Author: Ernest Luning - January 17, 2018 - Updated: January 18, 2018
Republican Walker Stapleton and Democrat Cary Kennedy, the current and former state treasurers, brought in the most contributions in their respective primary fields for the final quarter of 2017, according to campaign finance reports filed with the Colorado secretary of state.
But neither had the most money in the bank among their primary cohorts at the end of the year. That distinction fell to Republican Victor Mitchell, a former state representative and entrepreneur, who seeded his campaign with a $3 million donation, and to Democrat Mike Johnston, a former state senator, who brought in a record-setting $1.5 million in donations through the year.
And if self-funding is included in the most recent quarterly haul, Democratic U.S. Rep. Jared Polis, who has poured close to $1.4 million into his campaign since launching it last summer, fattened his coffers by more than any other Democrat in the running.

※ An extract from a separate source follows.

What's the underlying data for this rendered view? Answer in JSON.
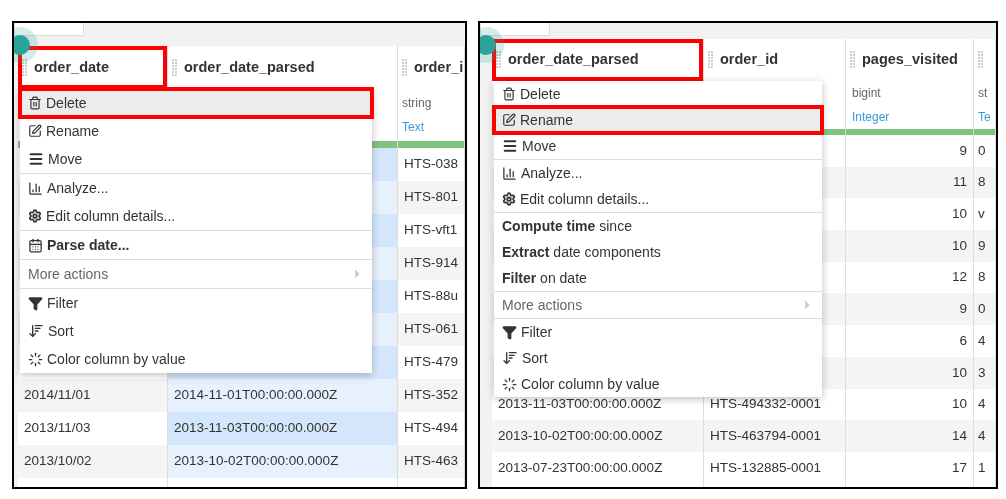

As the campaigns gird for a sprint to November in what is already shaping up to be the most expensive gubernatorial race in modern state history — including independent expenditure committees operating on behalf of several of the candidates, it likely won’t even be close — the end-of-year campaign finance numbers portray primary fields filled with well-funded contenders on both sides.
In all, 10 Republicans and eight Democrats are running for the office held by term-limited Democrat John Hickenlooper.
Stapleton, who didn’t enter the campaign until just before the end of the previous quarter, reported raising $997,672, including $269,655 in self-funding, and spent $140,242 through Dec. 31. He had $874,650 on hand.
Colorado Politics was first to report Stapleton’s fundraising numbers, which set a record for the most raised by a gubernatorial candidate in an off-year quarter since strict campaign finance limits were imposed after the 2002 cycle.
Kennedy brought in $274,655, spent $242,686 and had $285,642 in the bank.
Neither of the two candidates who have demonstrated they’re most willing to fund their own campaigns, Mitchell the Republican and Polis the Democrat, are bringing in eye-popping donations from others — Mitchell has said he’s encouraging donations of $20.18, while Polis says he won’t take more than $100 from any contributor — but both are spending plenty of money.
Polis raised just $50,000 in addition to the $751,609 he gave his own campaign this quarter, for a total of just over $800,000. He spent about $655,000 and reported $366,512 in the bank.
Mitchell brought in $4,621, spent $147,819 and still had $2,175,432 on hand, boasting the fattest campaign bank account at the end of the year of any of the candidates.
Johnston raised $254,836, spent $246,945 and had $732,399 on hand, the most of any of the Democrats.
Among the other Democrats, Lt. Gov. Donna Lynne raised just under $300,000 — including $60,000 she gave herself — spent $169,689 and had $451,925 on hand; and businessman Noel Ginsburg posted $224,798, including $190,000 of his own money, spent $173,927 and had $223,733 on hand. A handful of other Democrats who have filed to run didn’t report raising any money.
Among the remaining Republicans, two high-profile candidates who both got in the race at the beginning of November, former U.S. Rep. Tom Tancredo and Attorney General Cynthia Coffman, each raised under $100,000 for the quarter, although Coffman came mighty close. She reported bringing in $99,968 — including $14,765 she transferred from her attorney general campaign before shutting that down — spending $14,553, and had $85,415 on hand. Tancredo raised $74,480, spent $11,484 and had $62,996 in the bank.
Doug Robinson, a former investment banker and Mitt Romney’s nephew, raised $77,814, loaned himself $242,977, and had $429,794 in the bank after spending $75,250 for the quarter.
Other Republicans in the field raised $10,000 or less — Larimer County Commissioner Lew Gaiter III, former Parker Mayor Greg Lopez, one-time Trump campaign organizer Steve Barlock and activist Jim Rundberg — or didn’t report any financial activity.